  7. a de-escalation period intervenes until the next cycle.

This new and highly successful theory suggests that once the components of the "makes me angry" system are identified, a person can intentionally change his input into that system, which will change the outcome of violence. The idea is to see the trigger coming and to sidestep it at just the right time.

Some techniques to break the system down include doing something out of character; different. For example, intentionally slow the process down by going for a walk by yourself. Take some space. Move your body. If necessary, take some weird, unreasonable action. Laugh where you would usually swear. Close your eyes and imagine a peaceful scene. Just do something out of character at that precise time. Break the pattern and not just this one time, but every time it re-occurs.

Recourse can always be had to time-honored techniques which not only relieve stress but which can also destabilize and disconnect your anger cycle:

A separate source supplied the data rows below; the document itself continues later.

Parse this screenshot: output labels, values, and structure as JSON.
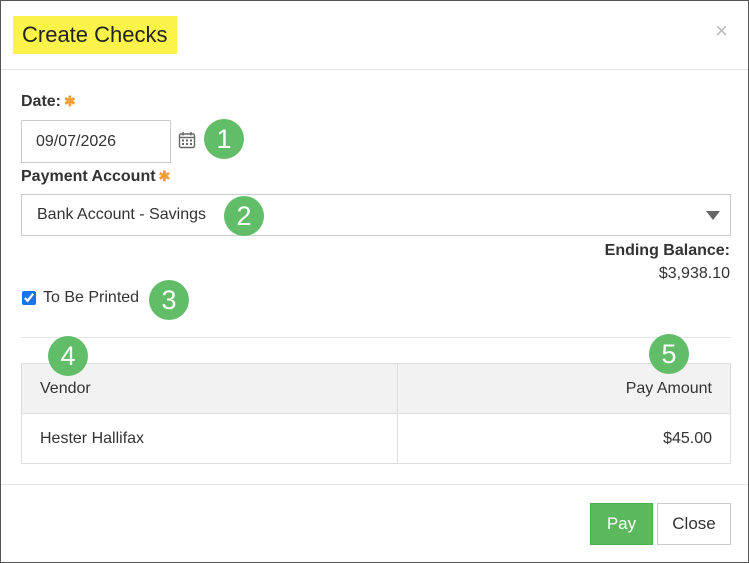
{
  "dialog": {
    "title": "Create Checks",
    "close_glyph": "×"
  },
  "form": {
    "date_label": "Date:",
    "date_required": "✱",
    "date_value": "09/07/2026",
    "payment_account_label": "Payment Account",
    "payment_account_required": "✱",
    "payment_account_value": "Bank Account - Savings",
    "ending_balance_label": "Ending Balance:",
    "ending_balance_value": "$3,938.10",
    "to_be_printed_label": "To Be Printed",
    "to_be_printed_checked": true
  },
  "table": {
    "columns": [
      "Vendor",
      "Pay Amount"
    ],
    "rows": [
      {
        "vendor": "Hester Hallifax",
        "amount": "$45.00"
      }
    ]
  },
  "badges": [
    "1",
    "2",
    "3",
    "4",
    "5"
  ],
  "footer": {
    "pay_label": "Pay",
    "close_label": "Close"
  },
  "colors": {
    "title_highlight": "#fbf34a",
    "badge": "#62bd69",
    "required": "#f0a030",
    "pay_button": "#5cb85c"
  },
  "icons": {
    "date_picker": "calendar-icon",
    "select_caret": "caret-down-icon",
    "dismiss": "close-icon"
  }
}
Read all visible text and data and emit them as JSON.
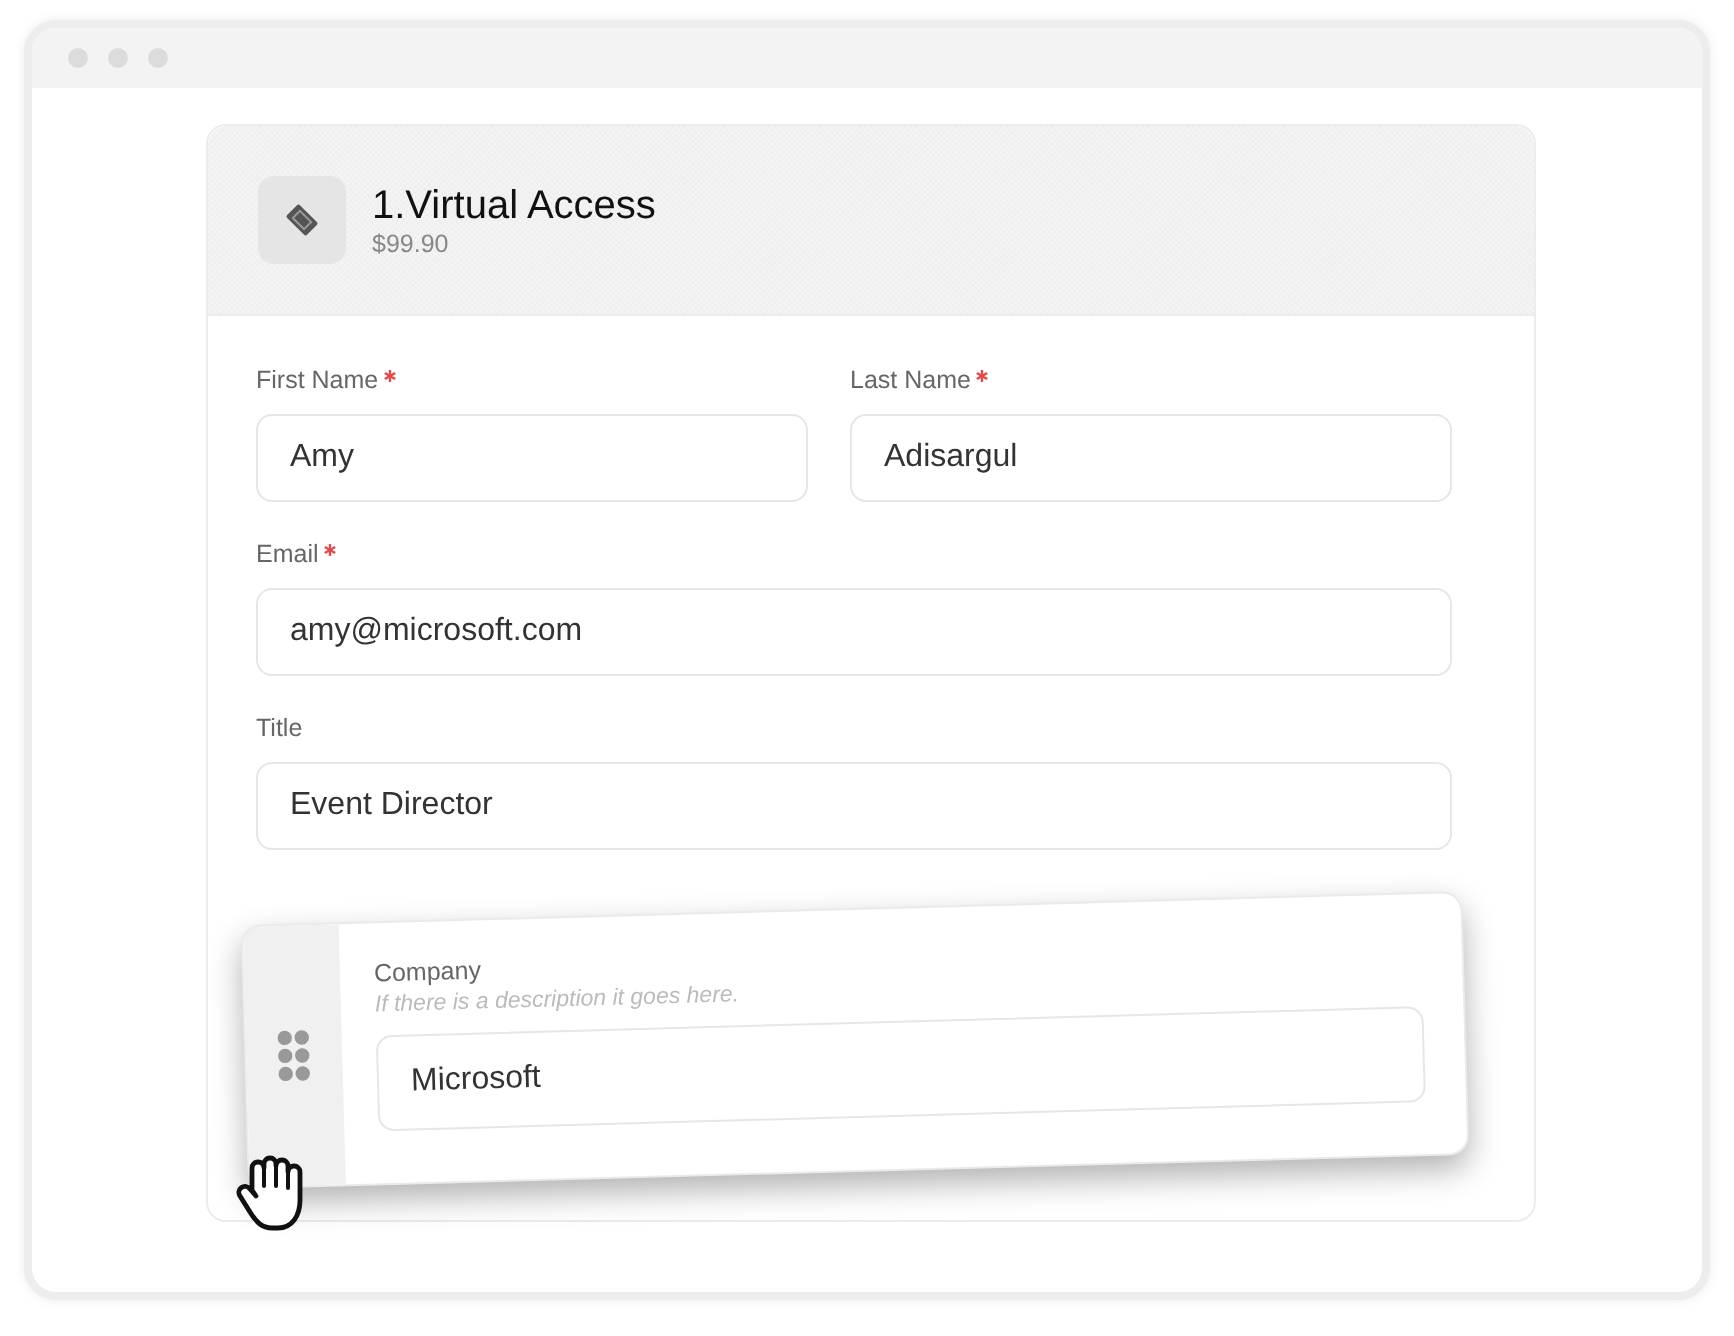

  • Avoid coffee and sugar.
  • "It's your party" and you can cry if you want to.
  • Stop the anger-building self-talk.
  • Exercise regularly. Exercise relieves anxiety.
  • Humor. Rent funny videos, avoid the violent ones.
  • Write in a personal diary. Express your feelings in ink.
  • Experiment with relaxation techniques such as meditation, deep breathing or Yoga.
  • Talking about your pain or family of origin frustrations.
  • Romance and sex. There's nothing like loving intimacy to keep that testosterone under control!
  • Music.
  • More sleep.
  • No alcohol or mind-altering drugs.
  • Spend at least 15-minutes with yourself every day, just enjoying the simple fact that you're alive.
  • Explore and develop your own spirituality.

The non-violent ideal can be described as follows:

  • Talking and acting so that others feel safe and comfortable expressing themselves. No threats during arguments. Don't say things which are so aggressive that the other person is obliged to fight back.
  • Listening to others non-judgmentally. No name calling such as "you are stupid." No interrupting and stay on the same eye level. No browbeating or finger-pointing. Don't use the words "never" or "always." Give the other person time to collect their thoughts before responding.
  • Stay in the present tense. Deal with the here and now; not the past.
  • Respecting the right of others to have their own though different feelings, friends, activities and opinions;
  • Accepting responsibility for your own actions including open and truthful communication. be honest even if it hurts. Take responsibility for the way you feel. It's not the other person's fault. Don't say "You make me so ..." Say: "I am mad," instead.
  • Being a positive non-violent role model for children;
  • Making family decisions with a spouse and doing a fair share of family work;
  • Seeking resolutions to conflicts that are satisfying to both parties. This includes accepting change and being willing to compromise. Approach arguments as problem-solving challenges. There are no winners or losers; only differences to resolve.
  • Increasing your frustration tolerance level when circumstances do not go the way you want them to. Remember: things do not always have to go your way. The world does not revolve around you.